Exact reproduction is required for all entries.

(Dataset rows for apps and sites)
---+---

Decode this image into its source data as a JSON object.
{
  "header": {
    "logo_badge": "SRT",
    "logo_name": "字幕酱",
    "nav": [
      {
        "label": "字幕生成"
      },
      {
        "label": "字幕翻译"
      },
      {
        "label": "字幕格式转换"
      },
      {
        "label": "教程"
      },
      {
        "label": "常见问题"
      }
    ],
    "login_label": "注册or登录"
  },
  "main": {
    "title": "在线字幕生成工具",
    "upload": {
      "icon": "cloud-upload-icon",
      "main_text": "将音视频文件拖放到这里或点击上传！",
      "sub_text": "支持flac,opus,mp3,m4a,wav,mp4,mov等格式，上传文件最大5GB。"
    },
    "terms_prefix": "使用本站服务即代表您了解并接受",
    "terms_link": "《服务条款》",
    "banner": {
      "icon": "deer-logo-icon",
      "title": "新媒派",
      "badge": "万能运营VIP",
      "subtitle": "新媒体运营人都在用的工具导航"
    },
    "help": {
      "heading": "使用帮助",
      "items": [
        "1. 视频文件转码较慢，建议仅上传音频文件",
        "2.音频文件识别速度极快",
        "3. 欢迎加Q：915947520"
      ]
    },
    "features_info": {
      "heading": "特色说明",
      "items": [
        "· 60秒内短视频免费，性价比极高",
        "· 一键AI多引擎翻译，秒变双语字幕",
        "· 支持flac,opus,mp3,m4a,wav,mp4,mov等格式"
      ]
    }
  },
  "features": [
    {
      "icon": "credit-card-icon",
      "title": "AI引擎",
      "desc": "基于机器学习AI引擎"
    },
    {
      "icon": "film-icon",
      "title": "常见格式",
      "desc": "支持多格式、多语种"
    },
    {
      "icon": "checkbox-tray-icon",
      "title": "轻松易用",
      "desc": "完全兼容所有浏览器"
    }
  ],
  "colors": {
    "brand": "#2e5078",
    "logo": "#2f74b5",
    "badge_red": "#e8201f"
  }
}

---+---

## Solution
Decode this image into its source data as a JSON object.
{
  "header": {
    "logo_badge": "SRT",
    "logo_name": "字幕酱",
    "nav": [
      {
        "label": "字幕生成"
      },
      {
        "label": "字幕翻译"
      },
      {
        "label": "字幕格式转换"
      },
      {
        "label": "教程"
      },
      {
        "label": "常见问题"
      }
    ],
    "login_label": "注册or登录"
  },
  "main": {
    "title": "在线字幕生成工具",
    "upload": {
      "icon": "cloud-upload-icon",
      "main_text": "将音视频文件拖放到这里或点击上传！",
      "sub_text": "支持flac,opus,mp3,m4a,wav,mp4,mov等格式，上传文件最大5GB。"
    },
    "terms_prefix": "使用本站服务即代表您了解并接受",
    "terms_link": "《服务条款》",
    "banner": {
      "icon": "deer-logo-icon",
      "title": "新媒派",
      "badge": "万能运营VIP",
      "subtitle": "新媒体运营人都在用的工具导航"
    },
    "help": {
      "heading": "使用帮助",
      "items": [
        "1. 视频文件转码较慢，建议仅上传音频文件",
        "2.音频文件识别速度极快",
        "3. 欢迎加Q：915947520"
      ]
    },
    "features_info": {
      "heading": "特色说明",
      "items": [
        "· 60秒内短视频免费，性价比极高",
        "· 一键AI多引擎翻译，秒变双语字幕",
        "· 支持flac,opus,mp3,m4a,wav,mp4,mov等格式"
      ]
    }
  },
  "features": [
    {
      "icon": "credit-card-icon",
      "title": "AI引擎",
      "desc": "基于机器学习AI引擎"
    },
    {
      "icon": "film-icon",
      "title": "常见格式",
      "desc": "支持多格式、多语种"
    },
    {
      "icon": "checkbox-tray-icon",
      "title": "轻松易用",
      "desc": "完全兼容所有浏览器"
    }
  ],
  "colors": {
    "brand": "#2e5078",
    "logo": "#2f74b5",
    "badge_red": "#e8201f"
  }
}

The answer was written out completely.